Placing AEM under the control of Government is a bad solution

Centre for Civic Education (CCE) expresses concern over decision of Government of Montenegro to place the Agency for Electronic Media (AEM), an independent regulator for electronic media which exercises public jurisdiction in accordance with the Law on Electronic Media and operates in the public interest, under its direct control, as it was defined by new proposal of Law on State Administration.

At the session of the Government of Montenegro from 20/9/2018 a proposal of the Law on State Administration was determined by which in the Article 43, for the first time are introduced State agencies and it is prescribed that they are directly responsible for their work to the Government of Montenegro, while the Article 44 enhances this by determining that the Government elects and dismisses members of councils of state agencies. We support the systemic approach of regulation of state administration, which certainly opens up a space for greater level of coordination over the already existing agencies. However, AEM due to its importance, role and position in the system must not be treated in this manner and put in the same rank with the other agencies. Additionally, this solution is in contradiction with the principles of functioning of regulators in the media, and also the EU Directive on Audio-visual Media Services (AVMSD) which is due to be adopted soon, and which Montenegro is obliged to assume and apply, as a part of its regular obligations within the negotiation process.

Amendments to this Directive are precisely going against intentions of the Government of Montenegro to put a regulator under its direct control, i.e. they are going towards strengthening of independency of regulators. It is precisely prescribed that a regulator must be legally separated from the Government and functionally independent, i.e. that it must exercise its jurisdiction impartially and transparently and in the public interest.
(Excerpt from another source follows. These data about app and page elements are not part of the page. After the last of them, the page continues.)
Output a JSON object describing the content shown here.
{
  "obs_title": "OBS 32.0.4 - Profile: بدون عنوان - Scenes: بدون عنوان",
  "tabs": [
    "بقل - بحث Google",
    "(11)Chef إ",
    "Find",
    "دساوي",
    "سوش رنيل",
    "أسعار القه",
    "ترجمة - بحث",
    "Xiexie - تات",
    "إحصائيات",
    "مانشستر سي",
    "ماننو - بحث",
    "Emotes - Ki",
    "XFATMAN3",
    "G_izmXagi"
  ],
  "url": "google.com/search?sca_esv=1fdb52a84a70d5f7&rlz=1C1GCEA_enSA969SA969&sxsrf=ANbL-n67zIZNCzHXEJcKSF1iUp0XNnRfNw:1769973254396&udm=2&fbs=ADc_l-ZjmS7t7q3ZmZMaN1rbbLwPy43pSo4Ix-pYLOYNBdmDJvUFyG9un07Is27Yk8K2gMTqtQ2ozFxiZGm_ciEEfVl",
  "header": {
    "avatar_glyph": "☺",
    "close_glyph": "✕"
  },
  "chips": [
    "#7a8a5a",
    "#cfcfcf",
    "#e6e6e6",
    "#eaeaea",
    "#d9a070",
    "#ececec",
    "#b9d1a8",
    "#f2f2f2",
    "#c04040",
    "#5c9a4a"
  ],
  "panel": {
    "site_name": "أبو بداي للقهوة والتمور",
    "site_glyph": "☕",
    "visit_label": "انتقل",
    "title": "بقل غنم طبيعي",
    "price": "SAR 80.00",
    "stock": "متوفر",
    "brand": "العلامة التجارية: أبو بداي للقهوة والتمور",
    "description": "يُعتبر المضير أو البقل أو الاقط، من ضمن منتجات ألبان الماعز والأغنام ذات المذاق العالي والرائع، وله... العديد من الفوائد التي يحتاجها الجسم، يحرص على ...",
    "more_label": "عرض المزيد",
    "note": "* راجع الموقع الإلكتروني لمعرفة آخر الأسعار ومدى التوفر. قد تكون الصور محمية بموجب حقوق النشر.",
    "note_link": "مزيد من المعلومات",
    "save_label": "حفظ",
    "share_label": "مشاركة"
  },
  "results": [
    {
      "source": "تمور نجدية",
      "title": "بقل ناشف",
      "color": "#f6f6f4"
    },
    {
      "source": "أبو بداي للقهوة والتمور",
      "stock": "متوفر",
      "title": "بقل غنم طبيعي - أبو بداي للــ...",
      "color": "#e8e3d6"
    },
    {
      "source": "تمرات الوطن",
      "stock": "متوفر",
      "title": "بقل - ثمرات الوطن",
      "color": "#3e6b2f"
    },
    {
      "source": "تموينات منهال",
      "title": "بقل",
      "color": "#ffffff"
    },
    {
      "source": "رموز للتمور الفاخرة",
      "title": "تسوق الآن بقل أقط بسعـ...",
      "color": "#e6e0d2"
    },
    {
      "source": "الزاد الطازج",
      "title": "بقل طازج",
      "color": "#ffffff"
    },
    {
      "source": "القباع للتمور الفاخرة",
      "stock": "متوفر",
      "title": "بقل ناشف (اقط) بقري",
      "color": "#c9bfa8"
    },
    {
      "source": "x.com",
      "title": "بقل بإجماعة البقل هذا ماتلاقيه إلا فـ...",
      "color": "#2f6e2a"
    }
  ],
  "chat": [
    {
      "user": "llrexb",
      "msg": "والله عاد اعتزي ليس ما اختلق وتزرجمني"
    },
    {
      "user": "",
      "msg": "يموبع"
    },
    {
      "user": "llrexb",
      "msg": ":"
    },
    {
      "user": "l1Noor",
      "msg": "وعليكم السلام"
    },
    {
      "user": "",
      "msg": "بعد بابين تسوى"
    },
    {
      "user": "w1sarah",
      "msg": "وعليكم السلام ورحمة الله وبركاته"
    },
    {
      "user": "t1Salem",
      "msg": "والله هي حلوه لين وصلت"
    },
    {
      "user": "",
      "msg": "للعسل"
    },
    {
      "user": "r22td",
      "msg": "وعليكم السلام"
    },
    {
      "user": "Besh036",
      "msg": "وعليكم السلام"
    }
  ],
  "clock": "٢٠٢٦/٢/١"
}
AEM, as an independent and autonomous regulator should, among other, ensure improvement of quality and diversity of electronic media services, contribute to preservation, protection and development of freedom of opinion and expression, operate in the aim of protection of the public interest in the area of electronic media and protection of users of electronic media services in the manner appropriate to democratic society. With all objections to the performance of AEM so far, to which the CCE also has pointed out, which relate to decisions or absence of decisions that have benefited the authorities, and instead of strengthening independency of this body in order to overcome identified problems, entirely different actions are being undertaken. This direction reveals an intention of the Government to take over the creation of policies in this area, bring the electronic media under its control, which certainly can jeopardize basic democratic principle in the area of freedom of expression and media.

It is also confusing the fact that representatives of the Ministry of Culture have announced amendments to the Electronic Media Law right upon adoption of amendments of the precisely mentioned EU Directive from this area, in order to harmonize the valid solutions with novelties that this Directive brings. This opens also an issue of inter-sectoral cooperation within the Government of Montenegro and harmonization of policies at the state level.

We invite MPs of Parliament of Montenegro to act by amendments and to change the proposed solution within the Parliament procedure by removing AEM from the scope of state agencies which Law on State Administration refers to. The proposed solution of the Government can contribute neither to the necessary improvement of situation in the media nor to acceleration of our path towards the EU.

Ana Nenezic, Programme Coordinator